More experimentation on the way. I think it is essential to try the recipe for Brownie Pudding that I found and then fiddle around with the normal stuff like rice & beans & chilli.

*There may have been more than two servings of potatoes in the pot. There are no servings in the pot now.


The spring before spring



Often referred to as autumn. The fire is lit at night and the mornings are cool, but by 11 the doors are open and it’s lunch outside. Bees are buzzing, the heady aroma of orange blossom wafts through the door, the flies are annoying (still) and there are fresh green leaves on every plant. Seems odd at this time of year, but not altogether unusual for a climate that is bone dry and bread-bakingly hot over summer followed by an extremely wet and mild winter and early spring.

Split pea soup with (non-fishy) Worcester sauce and garlic bread oozing with olive oil and enough garlic to ward-off an entire flock of vampires!


A few more shrubs planted now the ground doesn’t need a jack-hammer. Hefty stakes for vampires and to discourage doggy bed making in the garden bed. Lúcia lima (lemon verbena), just behind the little table, makes a very refreshing infusion. It has a “thick” oily lemon flavour which works well on its own or sometimes I throw in some ginger and maybe a bit of tea. If you’re feeling north African, add mint and green tea. One day I’ll try making baklava filled with some of our walnuts. For me, the ultimate over the top sweet thing. I presume this type of dessert isn’t found in Portugal, firstly because the Iberian peninsular Moors from current day Morocco were pre-Ottoman expansion across north Africa, so didn’t bring baklava with them; secondly the Portuguese are hard-wired to refuse eating anything sweet unless it has 35 eggs per slice.

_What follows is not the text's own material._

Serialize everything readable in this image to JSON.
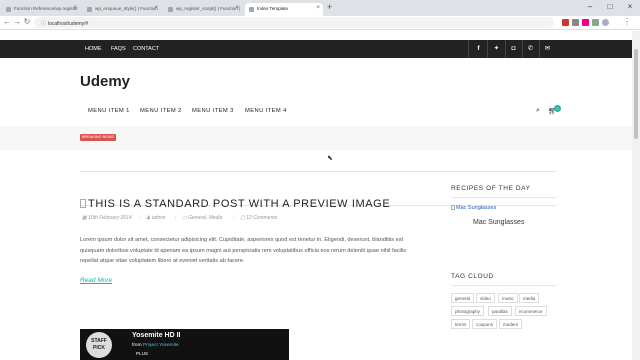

Today is cold enough to be a fire-in-the-day day! We shall call this winter.



‘So, what do vegans eat at Christmas?’




Ah, the vegan diet. All kale & quinoa isn’t it? Um, no. For lunch today we had a huge pile of spicy chips with a very delicious garlic mayo to dip the chips in and we don’t even have quinoa in the house. Shocking, I know! I know some vegan diets are fat-free/raw/only green smoothies or whatever, but ours isn’t – we eat much the same sort of thing as we used to, just without animal products. And it all has to be homemade because finding vegan stuff in Portugal is harder than finding a needle in a haystack.

I lost count of the number of times we were asked what we were going to eat on Christmas Day, so to put you all out of your misery, here we go. Breakfast was just normal breakfast – how people can eat a fancy breakfast and then a huge lunch is beyond me. Lunch was lentil roast & vegan sausages, sage & onion stuffing, roast potatoes, braised red cabbage, steamed leeks & broccoli and onion gravy, washed down with a very nice bottle of wine that we splurged €7 on. We were too stuffed to eat dessert straight away, but rallied round and ate mince pies & ginger truffles, washed down with port, while lying on the sofa watching films in the afternoon. In the evening, while watching more films, we had sausage & stuffing sandwiches, more mince pies, more chocolate, more wine. A pretty standard Christmas really.

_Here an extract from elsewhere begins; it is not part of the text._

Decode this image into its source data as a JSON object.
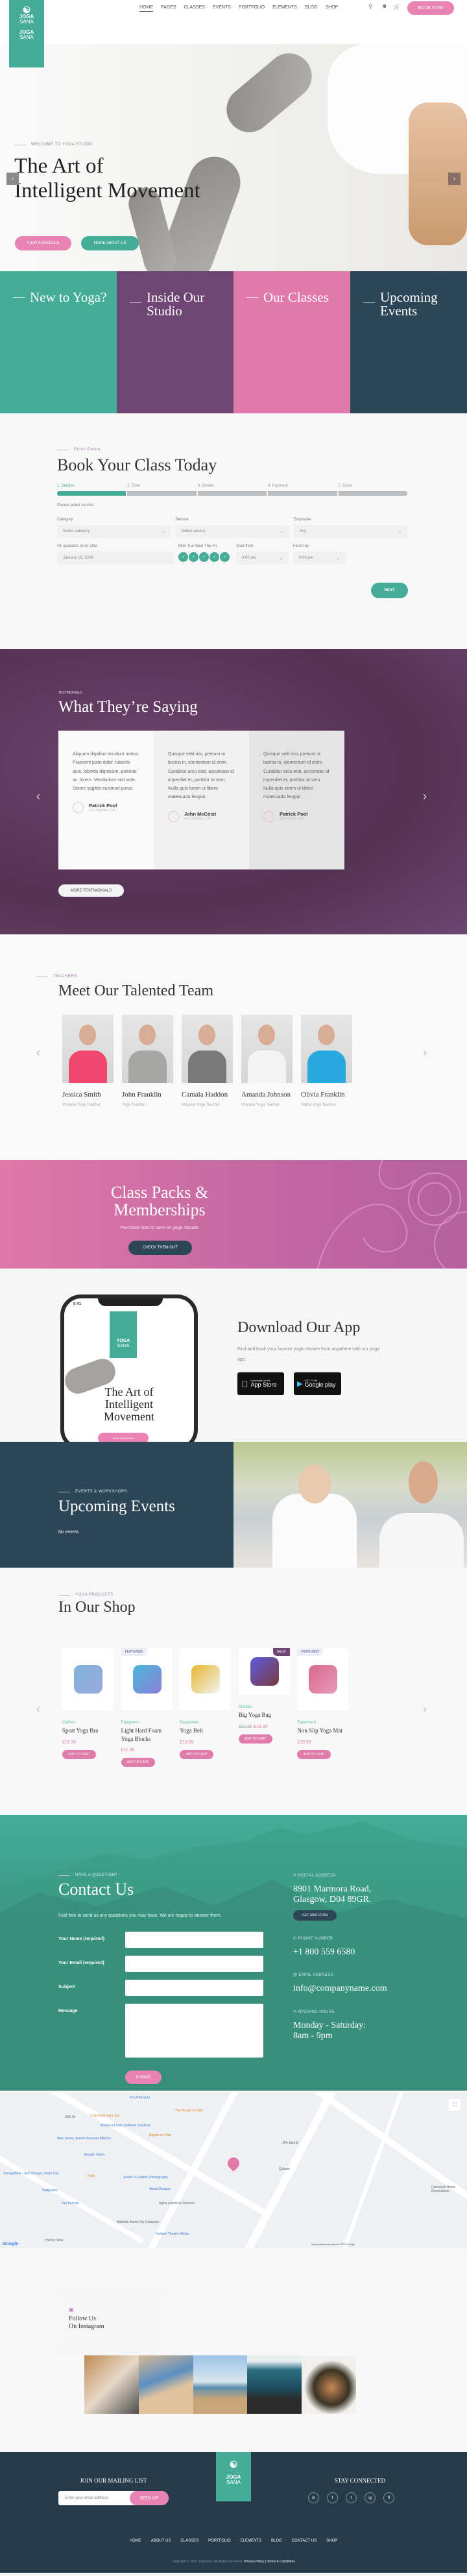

I’m only slightly ashamed to say that I had eaten a pretty good chunk of my lunch before thinking to take a photo, so rearranged what was left (and yes, licked the fork clean) for the picture below.


And apologies for the quality of the photo, but what can you do when you have so much sun streaming into your house in the middle of winter?